Action item
Pull out all lines from the listing below in which the word "this" appears.

Records for the exercise

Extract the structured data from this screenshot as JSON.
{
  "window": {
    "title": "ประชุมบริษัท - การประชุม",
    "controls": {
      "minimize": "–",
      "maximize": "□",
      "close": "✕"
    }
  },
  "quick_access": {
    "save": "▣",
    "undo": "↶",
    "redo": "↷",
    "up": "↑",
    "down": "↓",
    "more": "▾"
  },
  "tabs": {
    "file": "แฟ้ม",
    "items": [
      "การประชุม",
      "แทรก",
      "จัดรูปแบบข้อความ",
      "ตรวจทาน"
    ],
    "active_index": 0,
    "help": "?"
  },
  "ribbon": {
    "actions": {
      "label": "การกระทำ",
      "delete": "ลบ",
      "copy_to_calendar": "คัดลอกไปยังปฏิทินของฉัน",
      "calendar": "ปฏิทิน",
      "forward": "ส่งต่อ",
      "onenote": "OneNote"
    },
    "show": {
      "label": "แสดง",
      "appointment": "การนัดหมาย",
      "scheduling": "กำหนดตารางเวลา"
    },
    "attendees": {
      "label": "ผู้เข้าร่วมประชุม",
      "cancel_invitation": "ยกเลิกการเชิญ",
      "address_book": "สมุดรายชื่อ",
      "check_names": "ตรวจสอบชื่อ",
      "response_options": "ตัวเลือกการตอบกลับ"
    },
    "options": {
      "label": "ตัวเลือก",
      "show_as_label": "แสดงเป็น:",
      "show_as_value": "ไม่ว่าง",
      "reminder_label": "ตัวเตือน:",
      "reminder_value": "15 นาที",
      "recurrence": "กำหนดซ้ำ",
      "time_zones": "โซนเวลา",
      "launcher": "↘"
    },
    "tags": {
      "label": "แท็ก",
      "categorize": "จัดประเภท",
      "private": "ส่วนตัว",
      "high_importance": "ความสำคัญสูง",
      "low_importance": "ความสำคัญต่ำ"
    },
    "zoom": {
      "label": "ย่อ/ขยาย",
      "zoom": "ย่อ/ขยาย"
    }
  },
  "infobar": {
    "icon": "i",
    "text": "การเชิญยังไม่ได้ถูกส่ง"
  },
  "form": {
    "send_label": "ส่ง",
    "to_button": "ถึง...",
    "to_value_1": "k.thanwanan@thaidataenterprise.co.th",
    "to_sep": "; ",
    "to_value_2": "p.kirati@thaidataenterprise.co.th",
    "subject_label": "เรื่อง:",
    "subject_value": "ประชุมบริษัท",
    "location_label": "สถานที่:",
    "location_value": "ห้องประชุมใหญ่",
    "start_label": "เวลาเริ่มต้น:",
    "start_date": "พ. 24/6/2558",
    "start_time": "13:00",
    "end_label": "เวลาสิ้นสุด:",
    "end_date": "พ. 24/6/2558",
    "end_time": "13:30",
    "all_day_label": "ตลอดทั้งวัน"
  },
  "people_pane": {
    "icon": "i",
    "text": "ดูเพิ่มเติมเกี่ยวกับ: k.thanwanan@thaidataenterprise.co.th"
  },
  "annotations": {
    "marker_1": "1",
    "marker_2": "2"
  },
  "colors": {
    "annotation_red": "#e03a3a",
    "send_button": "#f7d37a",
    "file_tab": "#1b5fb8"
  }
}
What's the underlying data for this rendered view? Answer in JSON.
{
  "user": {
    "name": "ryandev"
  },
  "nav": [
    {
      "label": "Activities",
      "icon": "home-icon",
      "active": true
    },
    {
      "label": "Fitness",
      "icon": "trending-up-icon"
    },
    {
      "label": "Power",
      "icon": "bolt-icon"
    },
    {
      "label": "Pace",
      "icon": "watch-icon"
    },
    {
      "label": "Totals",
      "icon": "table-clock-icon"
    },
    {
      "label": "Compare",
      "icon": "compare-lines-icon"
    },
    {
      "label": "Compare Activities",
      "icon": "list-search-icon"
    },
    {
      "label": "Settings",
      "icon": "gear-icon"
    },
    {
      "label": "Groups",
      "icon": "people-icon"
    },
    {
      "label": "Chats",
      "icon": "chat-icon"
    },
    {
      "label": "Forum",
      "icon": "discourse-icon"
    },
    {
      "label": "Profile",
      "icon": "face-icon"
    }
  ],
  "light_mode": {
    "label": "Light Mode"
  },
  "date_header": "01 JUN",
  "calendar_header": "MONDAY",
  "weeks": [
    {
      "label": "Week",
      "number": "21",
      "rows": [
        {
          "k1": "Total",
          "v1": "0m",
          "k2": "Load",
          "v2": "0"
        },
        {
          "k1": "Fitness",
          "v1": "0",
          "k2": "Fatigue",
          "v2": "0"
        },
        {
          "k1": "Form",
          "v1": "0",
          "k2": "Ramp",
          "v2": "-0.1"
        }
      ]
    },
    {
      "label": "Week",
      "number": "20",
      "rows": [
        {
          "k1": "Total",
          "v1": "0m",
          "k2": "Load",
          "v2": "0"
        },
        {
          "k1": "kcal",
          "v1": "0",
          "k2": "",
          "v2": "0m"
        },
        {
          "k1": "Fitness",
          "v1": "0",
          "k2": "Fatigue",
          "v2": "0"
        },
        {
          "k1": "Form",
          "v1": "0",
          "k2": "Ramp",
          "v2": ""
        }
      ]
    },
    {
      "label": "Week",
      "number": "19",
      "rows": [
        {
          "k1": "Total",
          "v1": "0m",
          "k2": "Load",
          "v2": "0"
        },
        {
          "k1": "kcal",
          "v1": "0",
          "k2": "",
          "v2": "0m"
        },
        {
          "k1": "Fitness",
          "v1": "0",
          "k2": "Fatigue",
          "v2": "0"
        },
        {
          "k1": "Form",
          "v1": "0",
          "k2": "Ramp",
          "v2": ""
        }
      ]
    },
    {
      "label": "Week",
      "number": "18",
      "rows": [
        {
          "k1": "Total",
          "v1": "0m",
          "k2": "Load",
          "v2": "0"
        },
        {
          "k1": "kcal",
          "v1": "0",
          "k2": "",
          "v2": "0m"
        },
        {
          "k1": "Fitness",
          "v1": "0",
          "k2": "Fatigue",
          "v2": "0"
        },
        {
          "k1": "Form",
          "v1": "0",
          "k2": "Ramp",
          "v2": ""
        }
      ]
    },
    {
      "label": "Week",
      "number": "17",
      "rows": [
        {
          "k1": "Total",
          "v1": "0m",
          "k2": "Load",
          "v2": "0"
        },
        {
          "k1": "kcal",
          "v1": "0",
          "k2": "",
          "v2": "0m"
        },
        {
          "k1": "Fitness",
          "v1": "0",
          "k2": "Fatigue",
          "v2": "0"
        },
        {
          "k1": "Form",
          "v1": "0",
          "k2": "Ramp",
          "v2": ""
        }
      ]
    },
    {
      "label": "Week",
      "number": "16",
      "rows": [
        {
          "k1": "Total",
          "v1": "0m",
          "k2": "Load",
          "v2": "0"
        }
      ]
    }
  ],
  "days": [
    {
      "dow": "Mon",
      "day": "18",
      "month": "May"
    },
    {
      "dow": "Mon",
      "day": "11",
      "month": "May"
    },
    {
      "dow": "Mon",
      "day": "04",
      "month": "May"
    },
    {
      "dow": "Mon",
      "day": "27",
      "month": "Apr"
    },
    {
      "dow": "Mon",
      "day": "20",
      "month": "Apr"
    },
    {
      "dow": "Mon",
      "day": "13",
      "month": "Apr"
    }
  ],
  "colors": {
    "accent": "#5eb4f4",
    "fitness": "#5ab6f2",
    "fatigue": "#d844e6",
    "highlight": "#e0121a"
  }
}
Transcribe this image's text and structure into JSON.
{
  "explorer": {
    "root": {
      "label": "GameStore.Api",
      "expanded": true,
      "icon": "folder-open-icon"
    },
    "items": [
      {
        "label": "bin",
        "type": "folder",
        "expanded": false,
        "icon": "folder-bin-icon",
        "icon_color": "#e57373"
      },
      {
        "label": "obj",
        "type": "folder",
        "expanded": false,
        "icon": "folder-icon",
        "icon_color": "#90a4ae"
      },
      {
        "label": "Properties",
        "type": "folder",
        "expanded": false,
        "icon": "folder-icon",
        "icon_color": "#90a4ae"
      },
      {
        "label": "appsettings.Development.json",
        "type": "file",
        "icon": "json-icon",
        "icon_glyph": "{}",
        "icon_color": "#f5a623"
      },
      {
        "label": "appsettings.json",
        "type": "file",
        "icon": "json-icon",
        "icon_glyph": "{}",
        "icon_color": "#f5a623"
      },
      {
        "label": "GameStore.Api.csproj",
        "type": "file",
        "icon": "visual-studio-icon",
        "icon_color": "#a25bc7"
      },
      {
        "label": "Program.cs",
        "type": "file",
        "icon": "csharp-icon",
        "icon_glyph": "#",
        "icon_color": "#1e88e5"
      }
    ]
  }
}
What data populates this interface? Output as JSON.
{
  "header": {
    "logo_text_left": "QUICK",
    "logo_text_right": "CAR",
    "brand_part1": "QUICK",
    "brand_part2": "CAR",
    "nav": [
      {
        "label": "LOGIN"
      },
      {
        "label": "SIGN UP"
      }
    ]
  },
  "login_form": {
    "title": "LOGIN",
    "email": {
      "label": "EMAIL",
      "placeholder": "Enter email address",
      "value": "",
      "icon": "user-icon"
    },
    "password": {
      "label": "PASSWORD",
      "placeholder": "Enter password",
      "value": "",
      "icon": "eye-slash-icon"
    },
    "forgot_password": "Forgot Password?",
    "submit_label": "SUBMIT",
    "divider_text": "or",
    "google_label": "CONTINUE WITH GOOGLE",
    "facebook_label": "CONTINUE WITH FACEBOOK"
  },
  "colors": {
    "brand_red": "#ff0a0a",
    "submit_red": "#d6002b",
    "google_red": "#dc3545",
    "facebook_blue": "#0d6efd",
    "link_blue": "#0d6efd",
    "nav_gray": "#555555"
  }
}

Problem solution
Extract the structured data from this screenshot as JSON.
What's the underlying data for this rendered view? Answer in JSON.
Transcribe this image's text and structure into JSON.
What data populates this interface? Output as JSON.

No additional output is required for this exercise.